### [REQUIRED WORK]
Every record here must be copied exactly, except for the images it holds.

### [PROVIDED DATA]
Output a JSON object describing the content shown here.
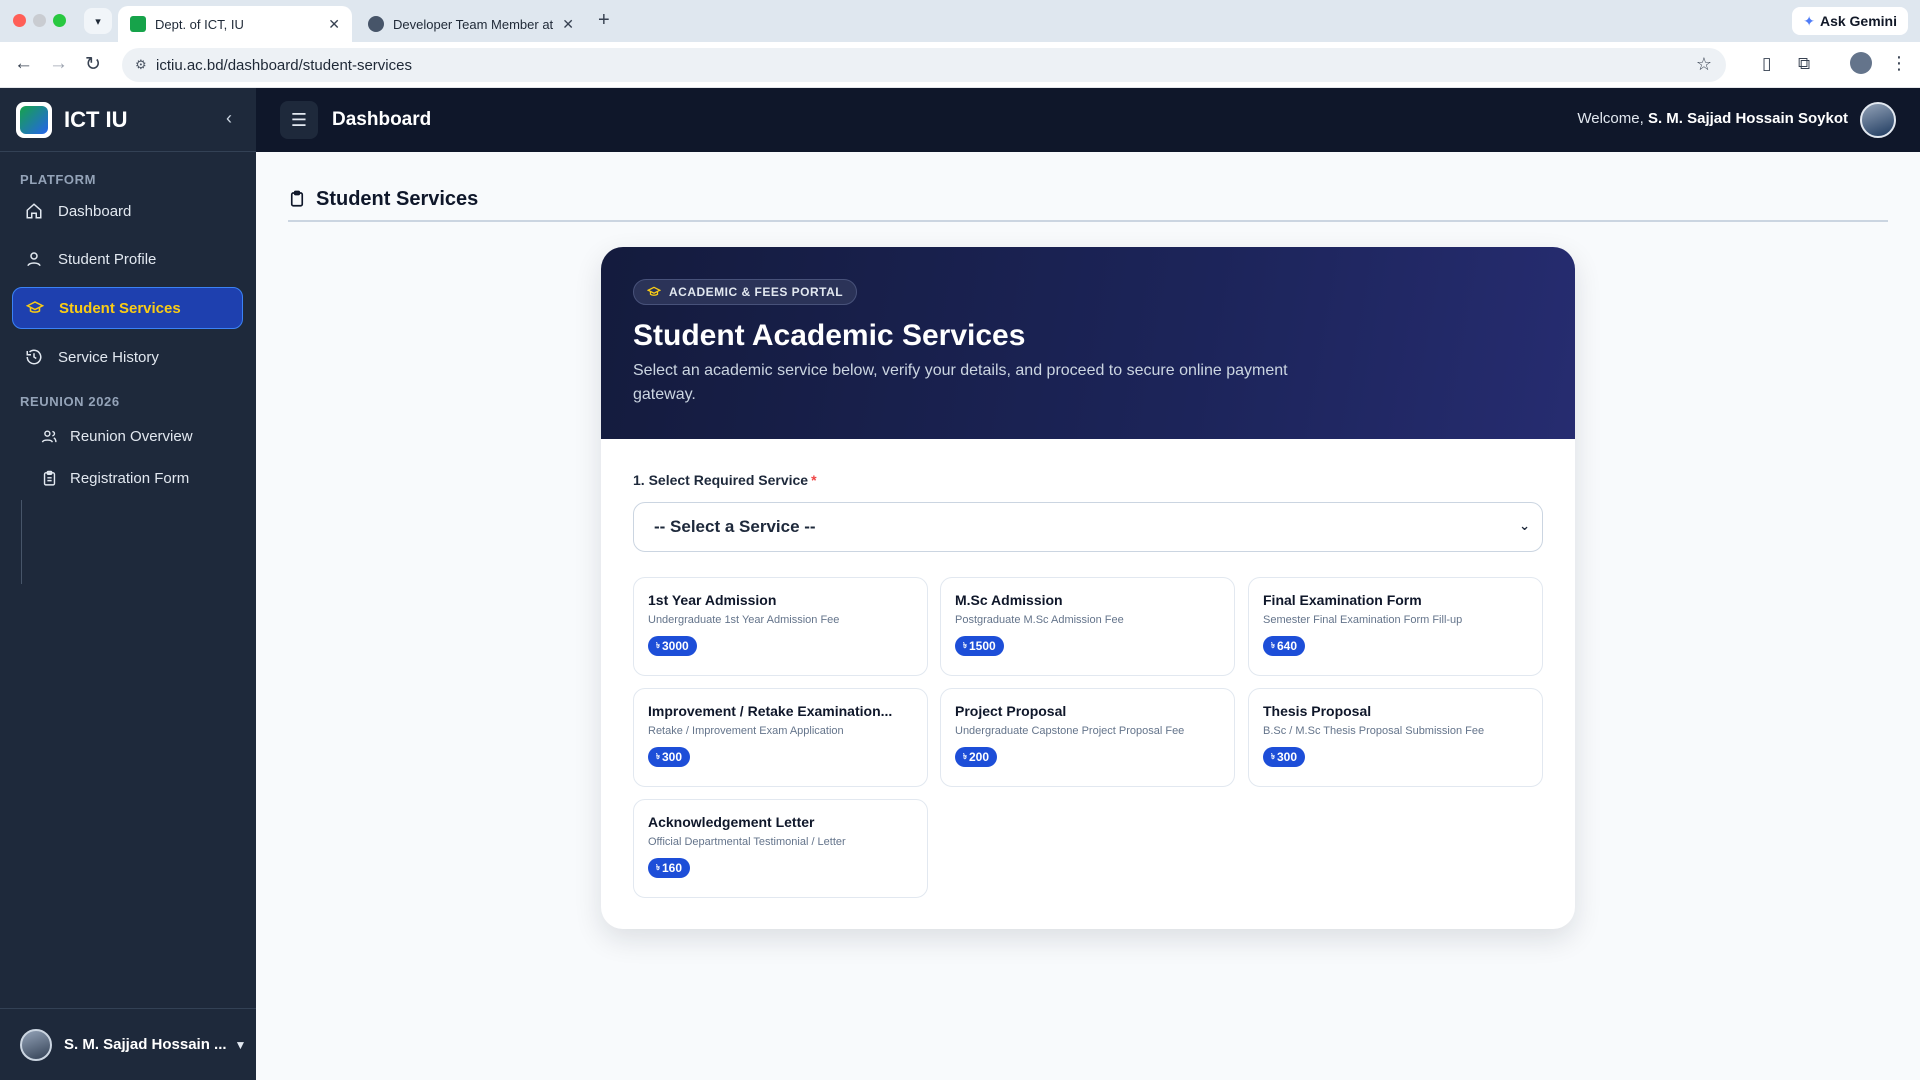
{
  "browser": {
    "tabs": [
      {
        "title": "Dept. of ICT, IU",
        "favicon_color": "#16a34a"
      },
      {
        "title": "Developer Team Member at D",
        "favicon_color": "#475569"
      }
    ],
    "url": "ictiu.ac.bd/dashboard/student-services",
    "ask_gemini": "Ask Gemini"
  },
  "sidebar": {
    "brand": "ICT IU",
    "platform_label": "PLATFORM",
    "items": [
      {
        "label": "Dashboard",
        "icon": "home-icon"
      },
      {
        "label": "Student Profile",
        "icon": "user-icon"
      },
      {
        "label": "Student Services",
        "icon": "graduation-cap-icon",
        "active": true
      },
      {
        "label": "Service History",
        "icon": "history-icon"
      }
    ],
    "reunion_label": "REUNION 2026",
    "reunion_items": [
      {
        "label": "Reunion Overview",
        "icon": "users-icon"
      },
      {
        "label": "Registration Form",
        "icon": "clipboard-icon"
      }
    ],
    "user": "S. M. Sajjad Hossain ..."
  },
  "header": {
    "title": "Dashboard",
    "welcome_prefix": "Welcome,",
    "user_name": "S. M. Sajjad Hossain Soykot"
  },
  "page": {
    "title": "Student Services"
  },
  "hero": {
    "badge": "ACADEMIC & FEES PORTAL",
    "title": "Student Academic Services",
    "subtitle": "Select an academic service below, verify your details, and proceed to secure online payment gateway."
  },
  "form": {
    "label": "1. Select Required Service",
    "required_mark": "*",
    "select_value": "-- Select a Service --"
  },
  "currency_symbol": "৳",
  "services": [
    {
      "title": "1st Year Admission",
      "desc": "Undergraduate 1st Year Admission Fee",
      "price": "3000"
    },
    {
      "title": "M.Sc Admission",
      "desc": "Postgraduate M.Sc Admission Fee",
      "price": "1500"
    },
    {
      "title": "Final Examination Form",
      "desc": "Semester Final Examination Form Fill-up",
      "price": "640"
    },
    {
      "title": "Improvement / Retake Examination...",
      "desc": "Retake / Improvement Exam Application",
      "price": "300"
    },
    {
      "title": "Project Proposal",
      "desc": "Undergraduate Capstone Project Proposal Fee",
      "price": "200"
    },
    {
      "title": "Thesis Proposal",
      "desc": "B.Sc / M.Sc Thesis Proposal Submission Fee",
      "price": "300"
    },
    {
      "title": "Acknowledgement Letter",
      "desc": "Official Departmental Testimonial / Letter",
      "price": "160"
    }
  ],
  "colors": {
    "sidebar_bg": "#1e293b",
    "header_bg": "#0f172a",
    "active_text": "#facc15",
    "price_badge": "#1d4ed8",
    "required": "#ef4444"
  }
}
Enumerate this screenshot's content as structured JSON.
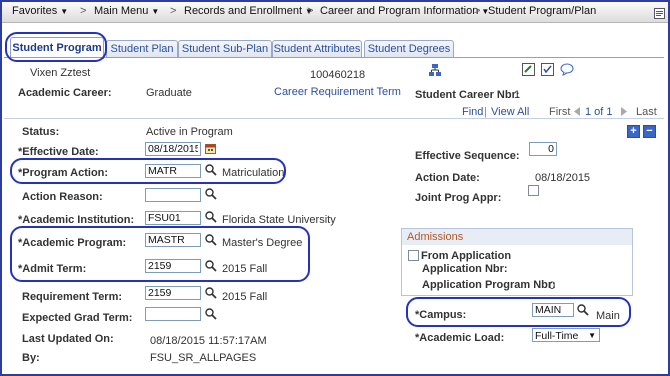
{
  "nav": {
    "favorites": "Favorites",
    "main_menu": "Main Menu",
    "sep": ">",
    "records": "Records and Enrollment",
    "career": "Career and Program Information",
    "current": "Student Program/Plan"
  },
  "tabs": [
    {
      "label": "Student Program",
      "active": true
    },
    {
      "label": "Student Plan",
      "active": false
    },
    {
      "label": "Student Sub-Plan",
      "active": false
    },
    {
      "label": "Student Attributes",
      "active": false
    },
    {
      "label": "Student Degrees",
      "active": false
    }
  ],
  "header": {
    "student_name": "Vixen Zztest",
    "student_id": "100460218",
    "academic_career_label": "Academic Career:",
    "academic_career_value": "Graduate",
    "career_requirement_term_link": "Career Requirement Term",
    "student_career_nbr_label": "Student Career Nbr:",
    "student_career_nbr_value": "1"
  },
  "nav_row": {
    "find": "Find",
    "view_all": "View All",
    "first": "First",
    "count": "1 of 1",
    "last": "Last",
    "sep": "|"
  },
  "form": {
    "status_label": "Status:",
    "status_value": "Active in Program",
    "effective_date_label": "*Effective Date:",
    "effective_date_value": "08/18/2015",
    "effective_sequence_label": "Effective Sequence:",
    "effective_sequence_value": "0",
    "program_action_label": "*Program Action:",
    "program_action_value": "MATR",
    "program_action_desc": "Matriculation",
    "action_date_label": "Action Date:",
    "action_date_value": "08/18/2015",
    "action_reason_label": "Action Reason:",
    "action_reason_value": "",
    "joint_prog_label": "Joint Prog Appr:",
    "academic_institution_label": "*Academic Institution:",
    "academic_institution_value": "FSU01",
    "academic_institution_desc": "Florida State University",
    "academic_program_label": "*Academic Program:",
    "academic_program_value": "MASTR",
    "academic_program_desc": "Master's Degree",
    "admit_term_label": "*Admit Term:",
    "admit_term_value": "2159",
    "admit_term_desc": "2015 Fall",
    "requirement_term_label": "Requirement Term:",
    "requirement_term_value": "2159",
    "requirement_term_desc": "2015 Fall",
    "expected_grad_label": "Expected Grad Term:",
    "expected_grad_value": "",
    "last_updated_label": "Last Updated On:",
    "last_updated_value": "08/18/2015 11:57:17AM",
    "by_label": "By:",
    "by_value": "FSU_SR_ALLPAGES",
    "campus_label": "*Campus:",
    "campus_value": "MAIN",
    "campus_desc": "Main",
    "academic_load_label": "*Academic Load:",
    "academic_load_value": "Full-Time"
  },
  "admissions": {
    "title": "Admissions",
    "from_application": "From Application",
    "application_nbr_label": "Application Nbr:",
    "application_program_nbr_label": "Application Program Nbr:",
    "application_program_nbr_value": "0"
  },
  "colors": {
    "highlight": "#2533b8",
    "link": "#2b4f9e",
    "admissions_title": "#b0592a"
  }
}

### [ANSWER FOR THE TASK]
Output a JSON object describing the content shown here.
{
  "browser": {
    "tabs": [
      {
        "title": "Dept. of ICT, IU",
        "favicon_color": "#16a34a"
      },
      {
        "title": "Developer Team Member at D",
        "favicon_color": "#475569"
      }
    ],
    "url": "ictiu.ac.bd/dashboard/student-services",
    "ask_gemini": "Ask Gemini"
  },
  "sidebar": {
    "brand": "ICT IU",
    "platform_label": "PLATFORM",
    "items": [
      {
        "label": "Dashboard",
        "icon": "home-icon"
      },
      {
        "label": "Student Profile",
        "icon": "user-icon"
      },
      {
        "label": "Student Services",
        "icon": "graduation-cap-icon",
        "active": true
      },
      {
        "label": "Service History",
        "icon": "history-icon"
      }
    ],
    "reunion_label": "REUNION 2026",
    "reunion_items": [
      {
        "label": "Reunion Overview",
        "icon": "users-icon"
      },
      {
        "label": "Registration Form",
        "icon": "clipboard-icon"
      }
    ],
    "user": "S. M. Sajjad Hossain ..."
  },
  "header": {
    "title": "Dashboard",
    "welcome_prefix": "Welcome,",
    "user_name": "S. M. Sajjad Hossain Soykot"
  },
  "page": {
    "title": "Student Services"
  },
  "hero": {
    "badge": "ACADEMIC & FEES PORTAL",
    "title": "Student Academic Services",
    "subtitle": "Select an academic service below, verify your details, and proceed to secure online payment gateway."
  },
  "form": {
    "label": "1. Select Required Service",
    "required_mark": "*",
    "select_value": "-- Select a Service --"
  },
  "currency_symbol": "৳",
  "services": [
    {
      "title": "1st Year Admission",
      "desc": "Undergraduate 1st Year Admission Fee",
      "price": "3000"
    },
    {
      "title": "M.Sc Admission",
      "desc": "Postgraduate M.Sc Admission Fee",
      "price": "1500"
    },
    {
      "title": "Final Examination Form",
      "desc": "Semester Final Examination Form Fill-up",
      "price": "640"
    },
    {
      "title": "Improvement / Retake Examination...",
      "desc": "Retake / Improvement Exam Application",
      "price": "300"
    },
    {
      "title": "Project Proposal",
      "desc": "Undergraduate Capstone Project Proposal Fee",
      "price": "200"
    },
    {
      "title": "Thesis Proposal",
      "desc": "B.Sc / M.Sc Thesis Proposal Submission Fee",
      "price": "300"
    },
    {
      "title": "Acknowledgement Letter",
      "desc": "Official Departmental Testimonial / Letter",
      "price": "160"
    }
  ],
  "colors": {
    "sidebar_bg": "#1e293b",
    "header_bg": "#0f172a",
    "active_text": "#facc15",
    "price_badge": "#1d4ed8",
    "required": "#ef4444"
  }
}
Enumerate this screenshot's content as structured JSON.
{
  "nav": {
    "favorites": "Favorites",
    "main_menu": "Main Menu",
    "sep": ">",
    "records": "Records and Enrollment",
    "career": "Career and Program Information",
    "current": "Student Program/Plan"
  },
  "tabs": [
    {
      "label": "Student Program",
      "active": true
    },
    {
      "label": "Student Plan",
      "active": false
    },
    {
      "label": "Student Sub-Plan",
      "active": false
    },
    {
      "label": "Student Attributes",
      "active": false
    },
    {
      "label": "Student Degrees",
      "active": false
    }
  ],
  "header": {
    "student_name": "Vixen Zztest",
    "student_id": "100460218",
    "academic_career_label": "Academic Career:",
    "academic_career_value": "Graduate",
    "career_requirement_term_link": "Career Requirement Term",
    "student_career_nbr_label": "Student Career Nbr:",
    "student_career_nbr_value": "1"
  },
  "nav_row": {
    "find": "Find",
    "view_all": "View All",
    "first": "First",
    "count": "1 of 1",
    "last": "Last",
    "sep": "|"
  },
  "form": {
    "status_label": "Status:",
    "status_value": "Active in Program",
    "effective_date_label": "*Effective Date:",
    "effective_date_value": "08/18/2015",
    "effective_sequence_label": "Effective Sequence:",
    "effective_sequence_value": "0",
    "program_action_label": "*Program Action:",
    "program_action_value": "MATR",
    "program_action_desc": "Matriculation",
    "action_date_label": "Action Date:",
    "action_date_value": "08/18/2015",
    "action_reason_label": "Action Reason:",
    "action_reason_value": "",
    "joint_prog_label": "Joint Prog Appr:",
    "academic_institution_label": "*Academic Institution:",
    "academic_institution_value": "FSU01",
    "academic_institution_desc": "Florida State University",
    "academic_program_label": "*Academic Program:",
    "academic_program_value": "MASTR",
    "academic_program_desc": "Master's Degree",
    "admit_term_label": "*Admit Term:",
    "admit_term_value": "2159",
    "admit_term_desc": "2015 Fall",
    "requirement_term_label": "Requirement Term:",
    "requirement_term_value": "2159",
    "requirement_term_desc": "2015 Fall",
    "expected_grad_label": "Expected Grad Term:",
    "expected_grad_value": "",
    "last_updated_label": "Last Updated On:",
    "last_updated_value": "08/18/2015 11:57:17AM",
    "by_label": "By:",
    "by_value": "FSU_SR_ALLPAGES",
    "campus_label": "*Campus:",
    "campus_value": "MAIN",
    "campus_desc": "Main",
    "academic_load_label": "*Academic Load:",
    "academic_load_value": "Full-Time"
  },
  "admissions": {
    "title": "Admissions",
    "from_application": "From Application",
    "application_nbr_label": "Application Nbr:",
    "application_program_nbr_label": "Application Program Nbr:",
    "application_program_nbr_value": "0"
  },
  "colors": {
    "highlight": "#2533b8",
    "link": "#2b4f9e",
    "admissions_title": "#b0592a"
  }
}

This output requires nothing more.